May 15, 2014 by John Bisney
The American Moving & Storage Association frequently gets asked how consumers who hire a full-service mover can save money, and more specifically, whether they can do so by packing some items ahead of time. The short answer is yes, but with an important exception — make sure the contents are not fragile.
Here's why: when a mover transports your household goods, they become responsible for lost or damaged items, but if the mover did not pack a box (or watch you do so), the mover has no idea how the contents were packed and protected. Therefore the mover can't be expected to be at fault if the contents are damaged during shipping.
The question is then asked, "OK — what if I pack a box, but don't seal it up until the mover can inspect it?" The concern then for the mover is the durability and integrity of the boxes you are using. Are they used? What's their strength rating? As you can see, asking a mover to accept responsibility for a box the mover did not provide or pack can be problematic.
And for heavy stuff, think small boxes: you may think a large box is better for big, heavy items, but the opposite is true. Many of our ProMovers say you'd be surprised how many people fill large boxes until they weigh so much that they break. That slows the process down.
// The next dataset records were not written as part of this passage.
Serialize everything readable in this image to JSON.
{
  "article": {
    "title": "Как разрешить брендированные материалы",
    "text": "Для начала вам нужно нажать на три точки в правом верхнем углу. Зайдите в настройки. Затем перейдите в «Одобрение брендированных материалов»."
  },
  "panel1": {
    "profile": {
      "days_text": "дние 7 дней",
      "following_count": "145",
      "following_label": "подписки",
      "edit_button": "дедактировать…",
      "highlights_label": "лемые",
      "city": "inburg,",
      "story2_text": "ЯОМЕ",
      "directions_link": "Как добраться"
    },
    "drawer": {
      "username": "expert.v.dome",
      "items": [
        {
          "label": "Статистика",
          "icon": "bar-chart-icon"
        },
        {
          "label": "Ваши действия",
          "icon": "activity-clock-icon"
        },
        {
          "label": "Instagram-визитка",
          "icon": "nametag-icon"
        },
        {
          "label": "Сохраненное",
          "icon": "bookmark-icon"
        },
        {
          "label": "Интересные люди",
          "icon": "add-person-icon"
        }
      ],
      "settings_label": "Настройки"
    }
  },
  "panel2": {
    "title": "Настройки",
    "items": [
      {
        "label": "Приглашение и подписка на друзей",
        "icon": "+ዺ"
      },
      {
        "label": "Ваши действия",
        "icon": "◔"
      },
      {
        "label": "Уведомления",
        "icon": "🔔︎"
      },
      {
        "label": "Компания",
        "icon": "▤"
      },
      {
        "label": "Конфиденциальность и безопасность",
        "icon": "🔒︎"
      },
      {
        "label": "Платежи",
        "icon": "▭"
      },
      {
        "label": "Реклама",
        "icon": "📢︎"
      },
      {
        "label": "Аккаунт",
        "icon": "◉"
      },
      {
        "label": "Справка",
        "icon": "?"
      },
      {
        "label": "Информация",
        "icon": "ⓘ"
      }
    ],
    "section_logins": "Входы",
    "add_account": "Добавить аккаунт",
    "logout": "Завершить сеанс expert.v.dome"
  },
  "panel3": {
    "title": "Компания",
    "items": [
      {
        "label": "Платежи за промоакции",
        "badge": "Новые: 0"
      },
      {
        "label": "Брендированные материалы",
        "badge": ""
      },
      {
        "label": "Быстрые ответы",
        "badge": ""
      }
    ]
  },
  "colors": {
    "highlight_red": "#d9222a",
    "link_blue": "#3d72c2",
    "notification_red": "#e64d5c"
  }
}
If the contents are not prone to breakage, such as books or paper files, then it may be worth it to pack these items on your own. It's still important to use sturdy boxes and strong packing tape, since these boxes must travel with the rest of your household goods in the moving van. Other items you can likely safely pack yourself include sheets, pillows, blankets and towels – but remember that these are also just the sort of things you can use to cushion fairly durable items in other boxes you pack. Just keep in mind that once you go down that road, your mover will be unlikely to agree to accept responsibility for damage at your destination for goods you packed.
A related tip is to not include valuables such as jewelry or currency in a box you do pack – if these items end up missing for some reason, they would not be listed on the inventory, so the mover would not be liable. It's always better to take jewelry and cash with you, or send them separately by an insured tracking service.
Finally, if the mover does not accept the packing that you have done, they may demand that it be repacked or that they be allowed to pack the contents, both of which can affect your costs.
John Bisney is the Director of Public Relations for the American Moving & Storage Association.